In 2016, the HTC Vive, Oculus Rift, and PlayStation VR launched in an attempt to kick-start a virtual reality phenomenon in gaming. While there were some impressive early software offerings, the high price of VR headsets combined with a general lack of many high quality games left many consumers skeptical.
However, in 2018, virtual reality really seemed to hit its stride, thanks to hardware price cuts and the release of some games that publications have hailed as VR’s killer apps. This year was arguably one of the strongest years for virtual reality to date, and anyone who is looking for an excuse to dust off their VR headsets should give the games listed here a try.
These are the best virtual reality games of 2018.
Astro Bot Rescue Mission
Not only has Astro Bot Rescue Mission been called one of the best VR games of the year, it’s also been considered one of the best games of the year period. One of the 10 highest-rated video games of 2018, Astro Bot Rescue Mission is a platformer that really makes the most of both virtual reality and motion controls. A truly unique entry in the platforming genre, Astro Bot Rescue Mission is one of 2018’s must-play games for anyone that owns a PlayStation VR headset, and it’s also worth pointing out it that it won the award for Best VR/AR Game at The Game Awards 2018.

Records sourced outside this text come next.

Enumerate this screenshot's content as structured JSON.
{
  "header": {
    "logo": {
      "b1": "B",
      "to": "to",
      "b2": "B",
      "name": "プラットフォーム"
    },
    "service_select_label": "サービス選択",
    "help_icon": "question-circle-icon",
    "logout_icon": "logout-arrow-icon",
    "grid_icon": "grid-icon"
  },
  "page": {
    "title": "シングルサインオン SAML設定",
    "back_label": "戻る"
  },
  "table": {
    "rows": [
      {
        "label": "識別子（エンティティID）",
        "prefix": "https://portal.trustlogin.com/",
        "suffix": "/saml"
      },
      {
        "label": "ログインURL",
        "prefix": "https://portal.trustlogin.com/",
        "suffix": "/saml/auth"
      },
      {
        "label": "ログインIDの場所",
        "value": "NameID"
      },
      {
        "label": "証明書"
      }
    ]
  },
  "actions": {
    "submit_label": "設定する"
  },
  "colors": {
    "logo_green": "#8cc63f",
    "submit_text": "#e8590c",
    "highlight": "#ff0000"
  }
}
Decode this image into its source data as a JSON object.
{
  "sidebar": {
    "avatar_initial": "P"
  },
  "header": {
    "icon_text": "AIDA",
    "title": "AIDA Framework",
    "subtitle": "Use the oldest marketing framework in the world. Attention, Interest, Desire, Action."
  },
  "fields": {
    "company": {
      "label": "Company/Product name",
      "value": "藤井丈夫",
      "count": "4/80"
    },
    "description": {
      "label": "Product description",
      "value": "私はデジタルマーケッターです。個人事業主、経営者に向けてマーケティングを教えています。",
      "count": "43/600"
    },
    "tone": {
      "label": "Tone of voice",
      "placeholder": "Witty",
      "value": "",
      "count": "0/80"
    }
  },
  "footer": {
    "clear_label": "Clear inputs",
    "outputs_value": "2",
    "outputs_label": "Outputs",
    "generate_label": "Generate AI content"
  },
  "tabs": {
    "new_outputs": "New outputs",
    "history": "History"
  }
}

Thanks to some clever social media marketing, Beat Saber has become one of the most easily recognizable virtual reality games on the market, and seems to be successfully drumming up interest in VR for the more casual crowd. The basic concept of Beat Saber is Guitar Hero met Star Wars, and the result is a highly entertaining rhythm/music game experience that doubles as a genuinely good way to get some exercise. Beat Saber will leave VR headsets sweaty, but it’s also some of the most fun players can have in VR.
Firewall: Zero Hour
In the early days of virtual reality, many traditional video game genres were either ignored or botched, but a couple of years into the life of these headsets and we’re finally seeing some strong representation. Firewall: Zero Hour is the go-to game for anyone wanting to show how a first-person shooter can succeed in VR, with tactical multiplayer gameplay that focuses on teamwork above all else. Firewall delivers a hardcore gaming experience that is truly challenging, and while it may be a bit disorienting at first, it never fails to get the adrenaline pumping.
In Moss, players help a young mouse named Quill on her journey through a beautifully-realized world. Along the way, they have to overcome obstacles and solve puzzles, all the while getting lost in an engrossing story. Moss does for the adventure game genre in virtual reality what Firewall did for shooters, and it stands as one of the most critically-acclaimed virtual reality games to date.
Unlike every other game on this list so far, Tetris Effect is not a VR-exclusive, meaning players can still play it and have a good time if they have yet to invest in any virtual reality headsets. However, most critics agree that playing Tetris Effect in VR heightens the experience a great deal, allowing the bright, over-the-top visuals to truly make their mark. Combine this with the excellent audio design and it’s easy to see why Tetris Effect has earned so much praise since its launch earlier this year.
Like Tetris Effect, Transference doesn’t require players to use a virtual reality headset. However, what makes Transference a unique entry on this list is that without a VR headset, it’s a fairly mediocre, run-of-the-mill horror game. But when playing in virtual reality, Transference becomes infinitely more immersing, and exploring the creepy apartment building where it takes place is genuinely terrifying in VR. With a virtual reality headset on and some headphones in, Transference is without a doubt one of the scariest gaming experiences of 2018.
Unlike traditional big game releases, virtual reality titles rarely seem to get much hype before release. They tend to launch out of nowhere, and then start building their audience if they happen to be a big hit with critics. We saw this with games like Astro Bot Rescue Mission and Moss in 2018, and it’s a trend that’s likely to continue in 2019.
However, that doesn’t mean there aren’t virtual reality games coming in 2019 that haven’t already caught our eye. 2019 promises to bring with it some interesting virtual reality projects, including the Population: One battle royale game, the Metroid-inspired Star Child platformer, and maybe even Golem, which is being developed by former Destiny and Halo developers.
Regardless of what the future holds, the success of VR in 2018 proves that the audience for virtual reality is growing, and it will be interesting to see how VR games evolve in the future.